### [Exercise]
Draw out every line with the word "subtitle" from the listing below.

── Raw data ──

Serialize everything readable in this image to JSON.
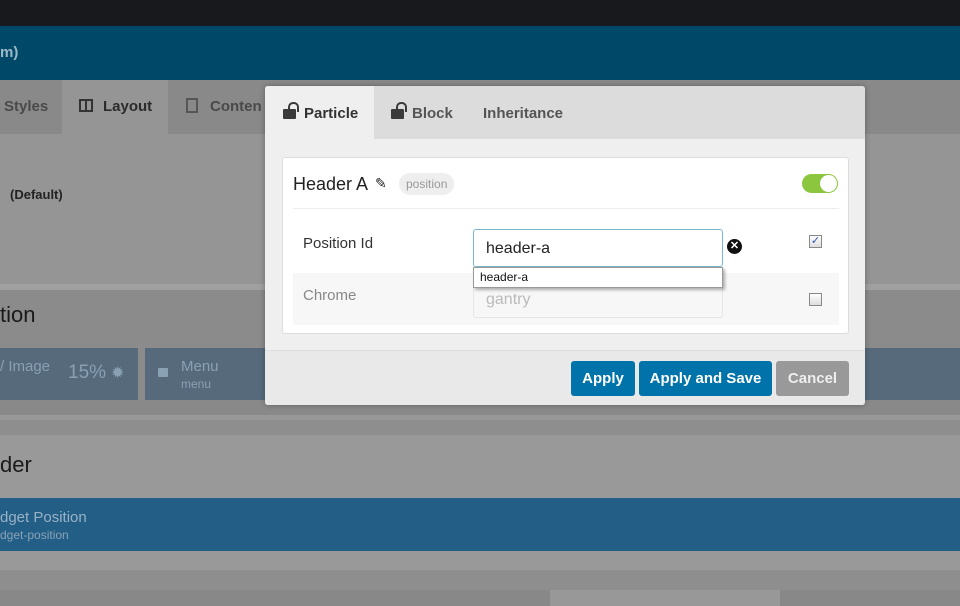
{
  "header": {
    "title_fragment": "m)"
  },
  "bg_tabs": [
    {
      "label": "Styles",
      "icon": "styles-icon"
    },
    {
      "label": "Layout",
      "icon": "layout-columns-icon"
    },
    {
      "label": "Conten",
      "icon": "document-icon"
    }
  ],
  "outline": {
    "label": "(Default)"
  },
  "sections": [
    {
      "title": "tion"
    },
    {
      "title": "der"
    }
  ],
  "blocks": [
    {
      "title": "/ Image",
      "size": "15%"
    },
    {
      "title": "Menu",
      "subtitle": "menu"
    }
  ],
  "widget": {
    "title": "dget Position",
    "subtitle": "dget-position"
  },
  "modal": {
    "tabs": [
      {
        "label": "Particle",
        "active": true
      },
      {
        "label": "Block"
      },
      {
        "label": "Inheritance"
      }
    ],
    "title": "Header A",
    "badge": "position",
    "enabled": true,
    "fields": [
      {
        "label": "Position Id",
        "value": "header-a",
        "suggestion": "header-a",
        "override": true
      },
      {
        "label": "Chrome",
        "placeholder": "gantry",
        "override": false
      }
    ],
    "buttons": {
      "apply": "Apply",
      "apply_save": "Apply and Save",
      "cancel": "Cancel"
    }
  },
  "colors": {
    "primary": "#0073aa",
    "cancel": "#999999",
    "toggle_on": "#8cc63f"
  }
}
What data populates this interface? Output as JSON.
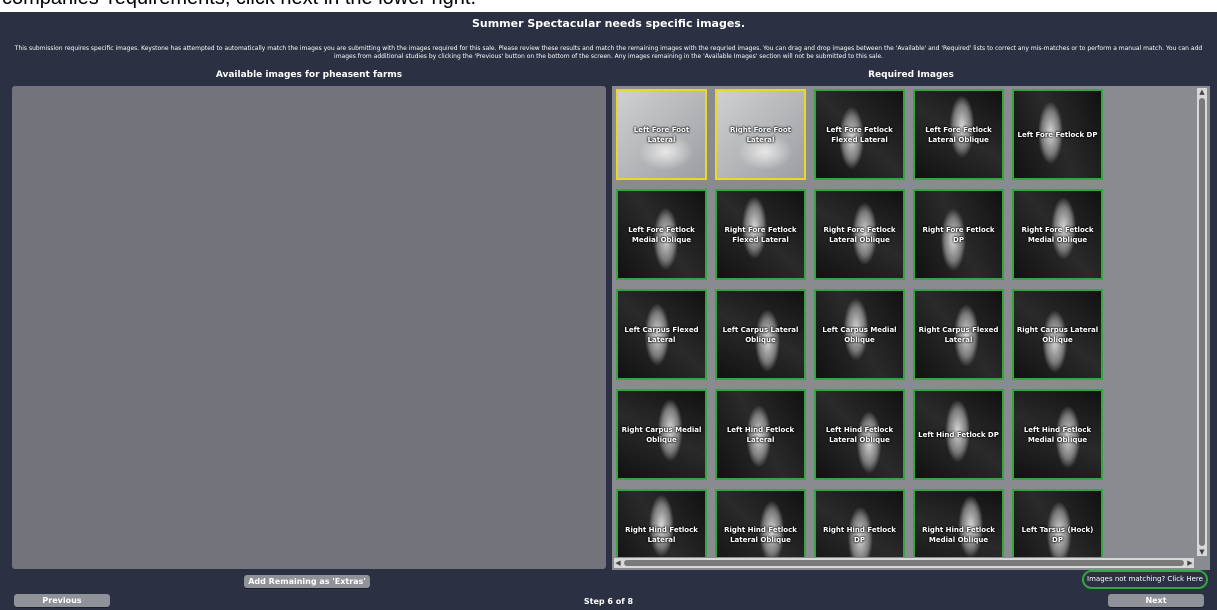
{
  "banner_text": "companies' requirements, click next in the lower right.",
  "title": "Summer Spectacular needs specific images.",
  "intro": "This submission requires specific images. Keystone has attempted to automatically match the images you are submitting with the images required for this sale. Please review these results and match the remaining images with the requried images. You can drag and drop images between the 'Available' and 'Required' lists to correct any mis-matches or to perform a manual match. You can add images from additional studies by clicking the 'Previous' button on the bottom of the screen. Any images remaining in the 'Available Images' section will not be submitted to this sale.",
  "available_header": "Available images for pheasent farms",
  "required_header": "Required Images",
  "required_images": [
    {
      "label": "Left Fore Foot Lateral",
      "status": "yellow"
    },
    {
      "label": "Right Fore Foot Lateral",
      "status": "yellow"
    },
    {
      "label": "Left Fore Fetlock Flexed Lateral",
      "status": "green"
    },
    {
      "label": "Left Fore Fetlock Lateral Oblique",
      "status": "green"
    },
    {
      "label": "Left Fore Fetlock DP",
      "status": "green"
    },
    {
      "label": "Left Fore Fetlock Medial Oblique",
      "status": "green"
    },
    {
      "label": "Right Fore Fetlock Flexed Lateral",
      "status": "green"
    },
    {
      "label": "Right Fore Fetlock Lateral Oblique",
      "status": "green"
    },
    {
      "label": "Right Fore Fetlock DP",
      "status": "green"
    },
    {
      "label": "Right Fore Fetlock Medial Oblique",
      "status": "green"
    },
    {
      "label": "Left Carpus Flexed Lateral",
      "status": "green"
    },
    {
      "label": "Left Carpus Lateral Oblique",
      "status": "green"
    },
    {
      "label": "Left Carpus Medial Oblique",
      "status": "green"
    },
    {
      "label": "Right Carpus Flexed Lateral",
      "status": "green"
    },
    {
      "label": "Right Carpus Lateral Oblique",
      "status": "green"
    },
    {
      "label": "Right Carpus Medial Oblique",
      "status": "green"
    },
    {
      "label": "Left Hind Fetlock Lateral",
      "status": "green"
    },
    {
      "label": "Left Hind Fetlock Lateral Oblique",
      "status": "green"
    },
    {
      "label": "Left Hind Fetlock DP",
      "status": "green"
    },
    {
      "label": "Left Hind Fetlock Medial Oblique",
      "status": "green"
    },
    {
      "label": "Right Hind Fetlock Lateral",
      "status": "green"
    },
    {
      "label": "Right Hind Fetlock Lateral Oblique",
      "status": "green"
    },
    {
      "label": "Right Hind Fetlock DP",
      "status": "green"
    },
    {
      "label": "Right Hind Fetlock Medial Oblique",
      "status": "green"
    },
    {
      "label": "Left Tarsus (Hock) DP",
      "status": "green"
    }
  ],
  "add_remaining_label": "Add Remaining as 'Extras'",
  "not_matching_label": "Images not matching? Click Here",
  "previous_label": "Previous",
  "next_label": "Next",
  "step_text": "Step 6 of 8",
  "colors": {
    "background": "#2b3042",
    "matched_border": "#35a542",
    "highlight_border": "#e9d82a"
  }
}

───

### [Solution to this problem]
      "subtitle": "menu"
    "subtitle": "dget-position"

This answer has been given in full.